ASD has no cure and therapies are aimed at improving symptoms. The standard form of care is a behavior and communication approach applied throughout the life of a patient called Applied Behavior Analysis (ABA). ABA can be complemented with speech, physical and occupational therapies and medications. The typical care setting is generally outpatient or in-home, with school services as a complement and a growing opportunity. The lifetime cost of care for an individual averages between $1.4 million to $2.4 million2. Economic costs for ASD in the United States in 2015 were estimated to be $268 billion and are expected to reach $461 billion by 20253. Further, if ASD prevalence continues to increase as it has in recent years, the costs could reach $1 trillion by 2025 (which, for perspective, would far exceed the cost of diabetes).
The need for early diagnosis
There is no medical test to diagnose ASD, so professional conduct a comprehensive developmental evaluation and diagnose children based on established criteria. Early diagnosis and intervention are significantly beneficial to a child's life: statistics show that between 25% and 50% of children diagnosed with autism who receive intensive, early intervention are able to move into general education by kindergarten.
Early diagnosis and ABA therapy treatment can also reduce care costs by approximately two thirds. Still, only 43% of children identified with autism receive comprehensive developmental evaluations by age 3.
Favorable Regulatory and Reimbursement Backdrop

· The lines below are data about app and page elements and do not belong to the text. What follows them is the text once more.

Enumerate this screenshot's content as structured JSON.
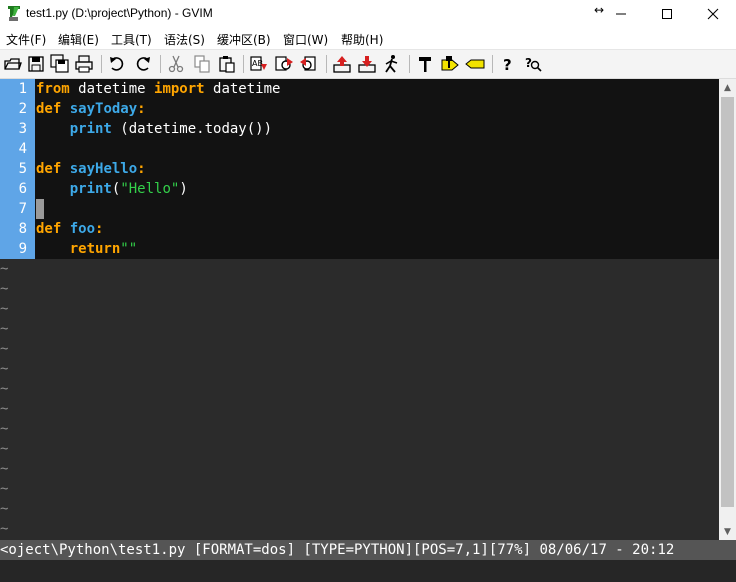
{
  "window": {
    "title": "test1.py (D:\\project\\Python) - GVIM",
    "resize_glyph": "↔",
    "minimize_glyph": "—",
    "maximize_glyph": "☐",
    "close_glyph": "✕"
  },
  "menu": {
    "items": [
      {
        "label": "文件(F)"
      },
      {
        "label": "编辑(E)"
      },
      {
        "label": "工具(T)"
      },
      {
        "label": "语法(S)"
      },
      {
        "label": "缓冲区(B)"
      },
      {
        "label": "窗口(W)"
      },
      {
        "label": "帮助(H)"
      }
    ]
  },
  "toolbar": {
    "buttons": [
      "open-icon",
      "save-icon",
      "save-all-icon",
      "print-icon",
      "undo-icon",
      "redo-icon",
      "cut-icon",
      "copy-icon",
      "paste-icon",
      "find-replace-icon",
      "find-next-icon",
      "find-prev-icon",
      "load-session-icon",
      "save-session-icon",
      "run-script-icon",
      "make-icon",
      "build-tags-icon",
      "jump-tag-icon",
      "help-icon",
      "find-help-icon"
    ]
  },
  "editor": {
    "lines": [
      {
        "num": "1",
        "tokens": [
          {
            "t": "from",
            "c": "kw"
          },
          {
            "t": " datetime ",
            "c": ""
          },
          {
            "t": "import",
            "c": "kw"
          },
          {
            "t": " datetime",
            "c": ""
          }
        ]
      },
      {
        "num": "2",
        "tokens": [
          {
            "t": "def",
            "c": "kw"
          },
          {
            "t": " ",
            "c": ""
          },
          {
            "t": "sayToday",
            "c": "fn"
          },
          {
            "t": ":",
            "c": "kw"
          }
        ]
      },
      {
        "num": "3",
        "tokens": [
          {
            "t": "    ",
            "c": ""
          },
          {
            "t": "print",
            "c": "kw2"
          },
          {
            "t": " (datetime.today())",
            "c": ""
          }
        ]
      },
      {
        "num": "4",
        "tokens": []
      },
      {
        "num": "5",
        "tokens": [
          {
            "t": "def",
            "c": "kw"
          },
          {
            "t": " ",
            "c": ""
          },
          {
            "t": "sayHello",
            "c": "fn"
          },
          {
            "t": ":",
            "c": "kw"
          }
        ]
      },
      {
        "num": "6",
        "tokens": [
          {
            "t": "    ",
            "c": ""
          },
          {
            "t": "print",
            "c": "kw2"
          },
          {
            "t": "(",
            "c": ""
          },
          {
            "t": "\"Hello\"",
            "c": "str"
          },
          {
            "t": ")",
            "c": ""
          }
        ]
      },
      {
        "num": "7",
        "tokens": []
      },
      {
        "num": "8",
        "tokens": [
          {
            "t": "def",
            "c": "kw"
          },
          {
            "t": " ",
            "c": ""
          },
          {
            "t": "foo",
            "c": "fn"
          },
          {
            "t": ":",
            "c": "kw"
          }
        ]
      },
      {
        "num": "9",
        "tokens": [
          {
            "t": "    ",
            "c": ""
          },
          {
            "t": "return",
            "c": "kw"
          },
          {
            "t": "\"\"",
            "c": "str"
          }
        ]
      }
    ],
    "tilde": "~",
    "tilde_count": 14
  },
  "status": {
    "text": "<oject\\Python\\test1.py [FORMAT=dos] [TYPE=PYTHON][POS=7,1][77%] 08/06/17 - 20:12"
  },
  "colors": {
    "gutter": "#5fa5e7",
    "keyword": "#ffa500",
    "function": "#3da9e8",
    "string": "#33d04a"
  }
}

The Affordable Care Act (ACA) and autism insurance reform have increased access to coverage and care, with 46 states now having insurance mandates in place. Further, the Centers for Medicare & Medicaid Services (CMS), guide that under Medicaid, Early and Periodic Screening, Diagnostic and Treatment (EPSDT) should cover medically necessary treatments for autism for children and young adults up to the age of 21. The growing awareness and advocacy are catching on. Of the more progressive commercial insurance plans, UnitedHealthcare recently announced that, starting in 2017, ABA therapy will be included as part of its standard benefits package.
A Challenge to Meet Growing Demand
While healthcare reform has driven better access and coverage for care, the demand for care far exceeds the available supply, which is exacerbated by a fragmented web of service providers. Unfortunately, the aforementioned expansion has largely been unable to catch up with the demand for services. Further, while there appears to be continued bipartisan support for mental health broadly, it's unclear what impact repeal/replacement of the Affordable Care Act might have on benefits coverage/reimbursement (particularly with respect to Medicaid and care provided in the school). Regardless, the demand for ABA and related therapy services continues to exceed supply. Technology will play an increasing role in helping provider organizations become more efficient and those on the spectrum receive needed care.
Baird Capital's Proactive Focus
Since the late 1980's, Baird Capital has been providing equity capital in support of management for the acquisition, recapitalization and growth of superior healthcare services companies. Baird Capital is one of the most knowledgeable investors in the behavioral health space, with a particular focus on ABA and related therapies. We are eager to partner with ABA and related therapy providers (OT, PT, SLP, etc.) across modalities (home, outpatient, in-school, day school, adult/residential, etc.) as well as outsourced services and technologies that support the efficient and successful delivery of this much needed care.
3Autism speaks / UC Davis, "Brief Report: Forecasting the Economic Burden of Autism in 2015 and 2025 in the United State – Paul Leigh and Juan Du, July 2015